Prime Minister Justin Trudeau takes part in a joint media availability with the Prime Minister of Latvia Maris Kucinskis at The Cabinet of Ministers in Riga, Latvia on Tuesday, July 10, 2018. (Sean Kilpatrick / THE CANADIAN PRESS)
WASHINGTON (AP) — The Trump administration is readying tariffs on another $200 billion in Chinese imports, ranging from burglar alarms to mackerel, escalating a trade war between the world’s two biggest economies.
The Office of the U.S. Trade Representative proposed 10 percent tariffs Tuesday on a list of 6,031 Chinese product lines.
The office will accept public comments and hold hearings on the plan Aug. 20-23 before reaching a decision after Aug. 31, according to a senior administration official who briefed reporters on condition of anonymity.
Last Friday, the U.S. imposed 25 percent tariffs on $34 billion in Chinese products, and Beijing responded by hitting the same amount of U.S. imports.
The administration said the new levies are a response to China’s decision to retaliate against the first round of U.S. tariffs.
President Donald Trump has threatened to tax as much as $550 billion in Chinese products — an amount that exceeds America’s total imports from China last year.
The United States complains that China uses predatory practices in a push to challenge American technological dominance. Chinese tactics, the administration says, include outright cybertheft and forcing U.S. companies to hand over technology in exchange for access to the Chinese market.
The initial U.S. tariff list focused on Chinese industrial products in an attempt to limit the impact on American consumers. By expanding the list, the administration is beginning to hit products that U.S. households buy, including such things as electric lamps and fish sticks.
„Tariffs on $200 billion in Chinese products amounts to another multibillion-dollar tax on American businesses and families,” said Scott Lincicome, a trade lawyer and senior policy analyst for the group Republicans Fighting Tariffs. „Given China’s likelihood of retaliation, it’s also billions worth of new tariffs on American exporters.”
Members of Congress are increasingly questioning Trump’s aggressive trade policies, warning that tariffs on imports raise prices for consumers and expose U.S. farmers and manufacturers to retaliation abroad.

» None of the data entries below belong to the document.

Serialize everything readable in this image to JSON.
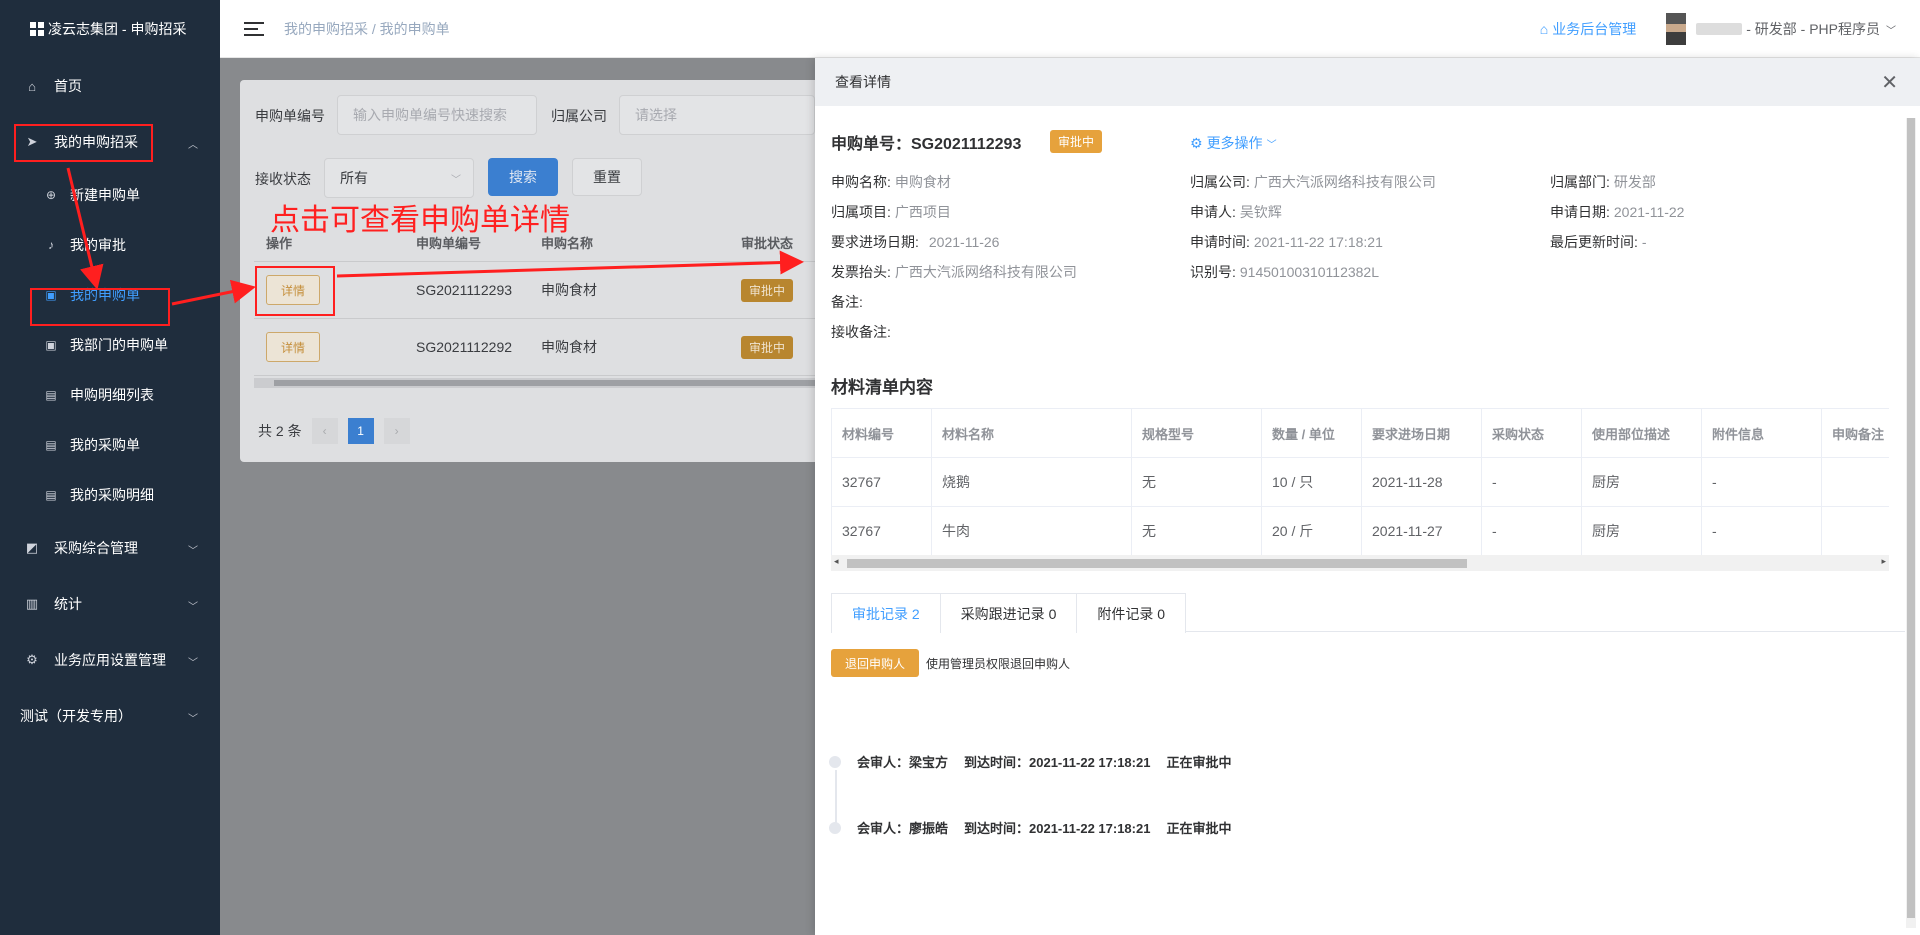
{
  "app": {
    "title": "凌云志集团 - 申购招采"
  },
  "sidebar": {
    "home": "首页",
    "my_purchase": "我的申购招采",
    "sub": [
      "新建申购单",
      "我的审批",
      "我的申购单",
      "我部门的申购单",
      "申购明细列表",
      "我的采购单",
      "我的采购明细"
    ],
    "groups": [
      "采购综合管理",
      "统计",
      "业务应用设置管理",
      "测试（开发专用）"
    ]
  },
  "header": {
    "breadcrumb": "我的申购招采 / 我的申购单",
    "backend_link": "业务后台管理",
    "user": "- 研发部 - PHP程序员"
  },
  "filter": {
    "code_label": "申购单编号",
    "code_placeholder": "输入申购单编号快速搜索",
    "company_label": "归属公司",
    "company_placeholder": "请选择",
    "status_label": "接收状态",
    "status_value": "所有",
    "search": "搜索",
    "reset": "重置"
  },
  "list": {
    "headers": [
      "操作",
      "申购单编号",
      "申购名称",
      "审批状态"
    ],
    "rows": [
      {
        "action": "详情",
        "code": "SG2021112293",
        "name": "申购食材",
        "status": "审批中"
      },
      {
        "action": "详情",
        "code": "SG2021112292",
        "name": "申购食材",
        "status": "审批中"
      }
    ],
    "total": "共 2 条",
    "page": "1"
  },
  "annotation": "点击可查看申购单详情",
  "drawer": {
    "title": "查看详情",
    "order_title": "申购单号：SG2021112293",
    "status_tag": "审批中",
    "more_ops": "更多操作",
    "fields": {
      "name_k": "申购名称:",
      "name_v": "申购食材",
      "company_k": "归属公司:",
      "company_v": "广西大汽派网络科技有限公司",
      "dept_k": "归属部门:",
      "dept_v": "研发部",
      "project_k": "归属项目:",
      "project_v": "广西项目",
      "applicant_k": "申请人:",
      "applicant_v": "吴钦辉",
      "apply_date_k": "申请日期:",
      "apply_date_v": "2021-11-22",
      "entry_date_k": "要求进场日期:",
      "entry_date_v": "2021-11-26",
      "apply_time_k": "申请时间:",
      "apply_time_v": "2021-11-22 17:18:21",
      "updated_k": "最后更新时间:",
      "updated_v": "-",
      "invoice_k": "发票抬头:",
      "invoice_v": "广西大汽派网络科技有限公司",
      "taxid_k": "识别号:",
      "taxid_v": "91450100310112382L",
      "remark_k": "备注:",
      "recv_remark_k": "接收备注:"
    },
    "materials_title": "材料清单内容",
    "materials_headers": [
      "材料编号",
      "材料名称",
      "规格型号",
      "数量 / 单位",
      "要求进场日期",
      "采购状态",
      "使用部位描述",
      "附件信息",
      "申购备注"
    ],
    "materials_rows": [
      [
        "32767",
        "烧鹅",
        "无",
        "10 / 只",
        "2021-11-28",
        "-",
        "厨房",
        "-",
        ""
      ],
      [
        "32767",
        "牛肉",
        "无",
        "20 / 斤",
        "2021-11-27",
        "-",
        "厨房",
        "-",
        ""
      ]
    ],
    "tabs": [
      "审批记录 2",
      "采购跟进记录 0",
      "附件记录 0"
    ],
    "return_btn": "退回申购人",
    "return_hint": "使用管理员权限退回申购人",
    "timeline": [
      {
        "reviewer": "会审人：梁宝方",
        "arrive": "到达时间：2021-11-22 17:18:21",
        "state": "正在审批中"
      },
      {
        "reviewer": "会审人：廖振皓",
        "arrive": "到达时间：2021-11-22 17:18:21",
        "state": "正在审批中"
      }
    ]
  }
}
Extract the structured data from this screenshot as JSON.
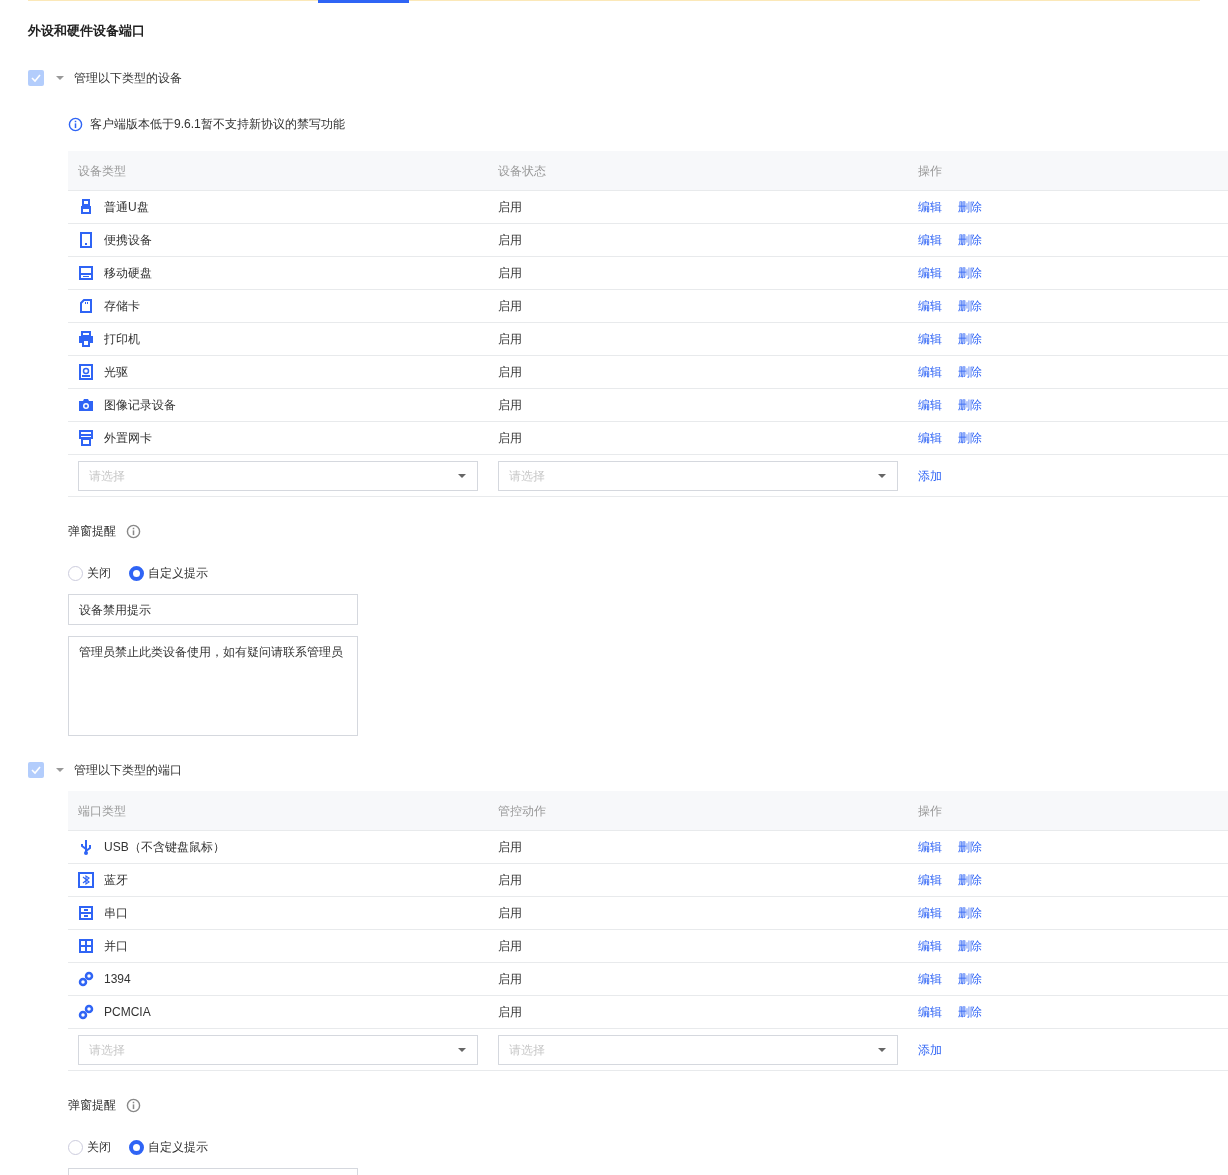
{
  "page_title": "外设和硬件设备端口",
  "sections": [
    {
      "checked": true,
      "disabled": true,
      "expanded": true,
      "label": "管理以下类型的设备",
      "notice": "客户端版本低于9.6.1暂不支持新协议的禁写功能",
      "table": {
        "columns": [
          "设备类型",
          "设备状态",
          "操作"
        ],
        "rows": [
          {
            "type": "普通U盘",
            "status": "启用",
            "actions": [
              "编辑",
              "删除"
            ]
          },
          {
            "type": "便携设备",
            "status": "启用",
            "actions": [
              "编辑",
              "删除"
            ]
          },
          {
            "type": "移动硬盘",
            "status": "启用",
            "actions": [
              "编辑",
              "删除"
            ]
          },
          {
            "type": "存储卡",
            "status": "启用",
            "actions": [
              "编辑",
              "删除"
            ]
          },
          {
            "type": "打印机",
            "status": "启用",
            "actions": [
              "编辑",
              "删除"
            ]
          },
          {
            "type": "光驱",
            "status": "启用",
            "actions": [
              "编辑",
              "删除"
            ]
          },
          {
            "type": "图像记录设备",
            "status": "启用",
            "actions": [
              "编辑",
              "删除"
            ]
          },
          {
            "type": "外置网卡",
            "status": "启用",
            "actions": [
              "编辑",
              "删除"
            ]
          }
        ],
        "new_row": {
          "selects": [
            {
              "placeholder": "请选择"
            },
            {
              "placeholder": "请选择"
            }
          ],
          "add": "添加"
        }
      },
      "popup": {
        "label": "弹窗提醒",
        "options": [
          {
            "label": "关闭",
            "selected": false
          },
          {
            "label": "自定义提示",
            "selected": true
          }
        ],
        "title_field": {
          "value": "设备禁用提示"
        },
        "message_field": {
          "value": "管理员禁止此类设备使用，如有疑问请联系管理员"
        }
      }
    },
    {
      "checked": true,
      "disabled": true,
      "expanded": true,
      "label": "管理以下类型的端口",
      "table": {
        "columns": [
          "端口类型",
          "管控动作",
          "操作"
        ],
        "rows": [
          {
            "type": "USB（不含键盘鼠标）",
            "status": "启用",
            "actions": [
              "编辑",
              "删除"
            ]
          },
          {
            "type": "蓝牙",
            "status": "启用",
            "actions": [
              "编辑",
              "删除"
            ]
          },
          {
            "type": "串口",
            "status": "启用",
            "actions": [
              "编辑",
              "删除"
            ]
          },
          {
            "type": "并口",
            "status": "启用",
            "actions": [
              "编辑",
              "删除"
            ]
          },
          {
            "type": "1394",
            "status": "启用",
            "actions": [
              "编辑",
              "删除"
            ]
          },
          {
            "type": "PCMCIA",
            "status": "启用",
            "actions": [
              "编辑",
              "删除"
            ]
          }
        ],
        "new_row": {
          "selects": [
            {
              "placeholder": "请选择"
            },
            {
              "placeholder": "请选择"
            }
          ],
          "add": "添加"
        }
      },
      "popup": {
        "label": "弹窗提醒",
        "options": [
          {
            "label": "关闭",
            "selected": false
          },
          {
            "label": "自定义提示",
            "selected": true
          }
        ]
      }
    }
  ]
}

„Tonight’s announcement appears reckless and is not a targeted approach,” Senate Finance Chairman Orrin Hatch, R-Utah, said in a statement. „We cannot turn a blind eye to China’s mercantilist trade practices, but this action falls short of a strategy that will give the administration negotiating leverage with China while maintaining the long-term health and prosperity of the American economy.”